In line with the practice of designing experiments to prove or refute hypotheses, Brain Bytes is an experiment to test hypotheses based on the following observation – people in business are time-poor.
H1 – People in business are eager to learn, to improve themselves and their organisations.
H2 – Perhaps business people will welcome and get value from small bites of actionable advice (Brain Bytes).
H3 – People in business who get value from Brain Bytes, will appreciate a daily post.
Brain Bytes is intended to be bytes of actionable advice, with the starting point being selections of Peter Drucker’s work collated and updated for the present context.
Peter Drucker’s work has been chosen as the starting point for this series as he has been described as “the founder of modern management,” Wikipedia. Much of Drucker’s work is still relevant today, and as such is a stable foundation upon which to build. Further, I have for a long time advocated that we don’t need to search out new and esoteric management theory and methods – few of us and few organisations have exhausted the opportunities present in the advice that already exists, some of which has existed for a long time.
However, Drucker is not the only giant on whose shoulders we will stand. There are many others, and we will consult those giants when needed.
Make use of this complimentary no-strings-attached resource. If you need any help, please make contact.
The ultimate test of management is results – did it achieve the results for which managers were employed and for which the organisation exists? Do you know which management practices are effective and efficient (keep doing those and scale them if appropriate) and which are not (stop doing those)? Adapted from Peter Drucker, The Practice of Management.
Successful management is the disciplined and systematic application of a wide variety of fields of knowledge, such as engineering, accounting, psychology, and behavioural economics to name but a few. Are your management practices systematic or are they ad hoc? Do your practices have a theoretical basis of validity or are they an act of whimsy and failures simply attributed to bad luck? Adapted from Peter Drucker, The Frontiers of Management.

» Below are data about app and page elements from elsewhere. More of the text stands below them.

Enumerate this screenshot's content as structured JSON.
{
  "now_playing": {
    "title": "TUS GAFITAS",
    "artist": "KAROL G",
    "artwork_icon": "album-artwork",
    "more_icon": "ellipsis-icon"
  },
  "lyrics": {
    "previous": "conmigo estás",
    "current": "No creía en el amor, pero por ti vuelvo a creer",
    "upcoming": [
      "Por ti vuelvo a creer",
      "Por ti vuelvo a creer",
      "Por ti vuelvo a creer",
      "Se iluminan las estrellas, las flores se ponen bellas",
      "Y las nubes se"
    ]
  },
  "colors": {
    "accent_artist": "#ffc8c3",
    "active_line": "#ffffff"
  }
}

The key difference between manual work and knowledge work is that the skills required for manual work change very slowly, whereas with knowledge work, knowledge work makes itself rapidly obsolete. What this means is that continuous reinvestment in learning and relearning is not simply a fundamental requirement of the knowledge worker, it is an obligation. What self-reinvestment are you undertaking to avoid your obsolescence? Adapted from Adam Grant, Think Again, Peter Drucker, Drucker on...
Write down the expected results of your decisions. Review and compare your actual versus expected results. What did you learn about yourself? What are your strengths? What are your weaknesses? What can you and what can’t you change? Write down the expected results of your decisions, and periodically compare your predictions with what transpired. When did you develop your beliefs about what you think is true and on what basis did they form; are your beliefs still relevant and useful to you,...
Organisations exist for the pursuit of specific results for the individual and society. The better an organisation is at defining and achieving its designated results, the more legitimate and stronger it will be. What are the results that your organisation has been established to achieve? How do you objectively and reliably measure success? Adapted from Peter Drucker, The Age of Discontinuity.
Organisational decisions should not be made divorced from their effect on your staff, your customers, society, and our planet. We live in an interdependent world where what we do and say has an effect. Even the irritating mosquito has a purpose. Take time to consider the side-effects of your organisation’s decisions on your staff, customers, society, and the planet. The welfare of our society and our world must guide the interests of the organisation. Adapted from Peter Drucker, The Ecological...
In addition to managing the social and environmental effect of the organisation, the purpose of management is the effective and efficient use of resources, human and otherwise, to produce the results expected. What are you doing to ensure that your organisation is delivering the expected results? Adapted from Peter Drucker, Management: Tasks, Responsibilities, Practices.
There are few things as dispiriting in an organisation (or anywhere for that matter) than to be constantly reminded of one’s weaknesses. Most people have the plasticity to change, to improve themselves, but only if they possess the required innate capabilities, make the opportunity, and only if they want to. But in the end, it is easier to find out what people’s strengths are and to use them, to help develop those strengths than it is to try to correct their weaknesses. Try as you might, you...
Compared to the productivity, effectiveness, and efficiency of machines and computers, the human resource still has some ways to improve. Drucker 1973 used effectiveness to compare the results of activities to the achievement of objectives (i.e., “are we doing the right things?”), and efficiency with the yield of outputs compared to the input of resources such as time and energy (i.e., “are we doing things right?”). Compared to machines, humans will never be as productive, because by...
In the practical world of business, a theory is useful to explain and to codify what is already happening; business theory rarely predicts anything. Worse is a business theory that has not kept pace with reality, with what has changed. What business theories (assumptions) do you hold dear, and what has changed in the business world that necessitates modifying, replacing, or abandoning your (pet) business theories? Adapted from Peter Drucker, The New Realities.